Sometimes the simplest things are the funniest. And sometimes when things go wrong they become even funnier — particularly with a performer who can think on his feet. That’s what happened on Saturday evening with local actor Charlie Clark’s amusing one-man show about the trials and tribulations of creating a one-man show. We meet him in a simple apartment (the set is pure Fringe with wobbly walls, mismatched stray furniture and items that look like props from a high school production — perhaps appropriate since The Charlie Clark Show is presented in the Black Box theater at SCPA), where he’s frustrated by a looming deadline and nothing written — or even a concept developed — for the show he’s proposed for the 2008 Fringe.
(Photo: Mikki Schaffner)
The narrative is simple. His wife calls; she’s been away for the weekend with the kids to give him time to work. He channel surfs. He rings up for a pizza. He calls Brian Isaac Phillips from Cincinnati Shakespeare for inspiration and a phone number for Giles Davies, a CSC actor who’s mastered the art of one-man shows. But he’s not getting anywhere and the Fringe is less than two weeks away. So he decides to take a shower. That’s when things really spiral out of control.
Along the way, he tries and discards — in the most self-referential ways possible — ideas such as having phone conversations (we hear Clark’s voice as his wife and as Phillips, speaking in silly rhymed couplets) and singing a song about writing a show (“What Am I Doing? I Don’t Know”). He videotapes an imaginary conversation with Frankie, a kind of alter ego, and even has a fight with his invisible adversary.
Clark plays every role, using some quick-change artistry and clever staging to pop in and out as a burglar and a pizza delivery guy. All this is humorously done with a good deal of wink-wink to the audience. But on Saturday evening, reality impinged on Clarks’ show when its out-of-control spiraled a bit beyond what he had in mind. In the final moments, some pre-recorded sound failed as Clark was interrogated about a possible crime involving a baseball bat, the delivery guy and a pizza, with or without mushrooms. Clark tried to play along, then gave up (nervously telling the audience, “This all worked on Thursday!”); he had a brief conversation with his stage manager. They tried again, but no luck. So Clark suggested that the stage manager and another crew member read the “good cop/bad cop” lines — pumped his fist, “This is THEATER!” — and carried on.
I wondered if this was planned, but Clark was clearly flummoxed. Nonetheless, it made his epilogue, another very self-aware speech, this time about the line between theater and reality, especially meaningful and hysterically funny. “Always question reality,” he said. “It might not be what you think it is.” Amen to that.
Even without this ad-libbed interpolation, Clark’s show was entertaining.

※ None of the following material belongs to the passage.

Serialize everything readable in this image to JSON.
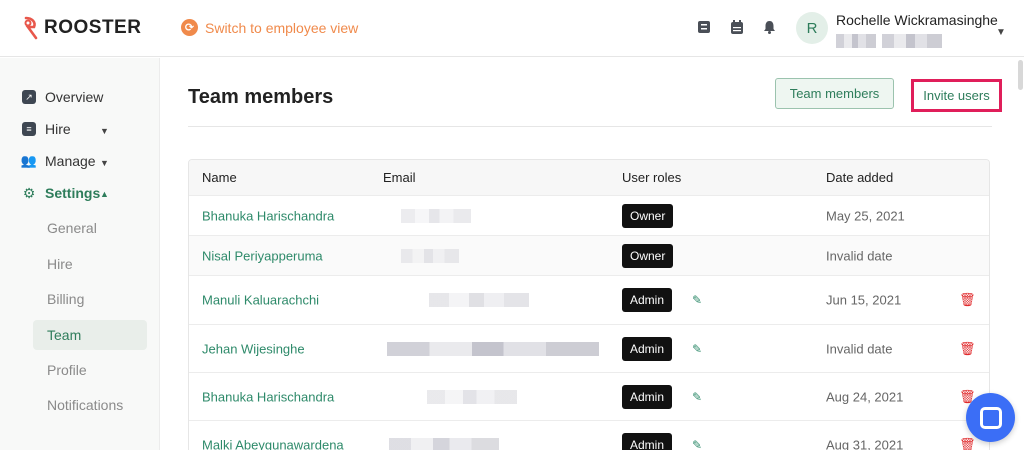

This was a great reminder about why live theater is immediate, spontaneous and worth seeing — and especially good evidence that Charlie Clark is a performer to watch.
– Rick Pender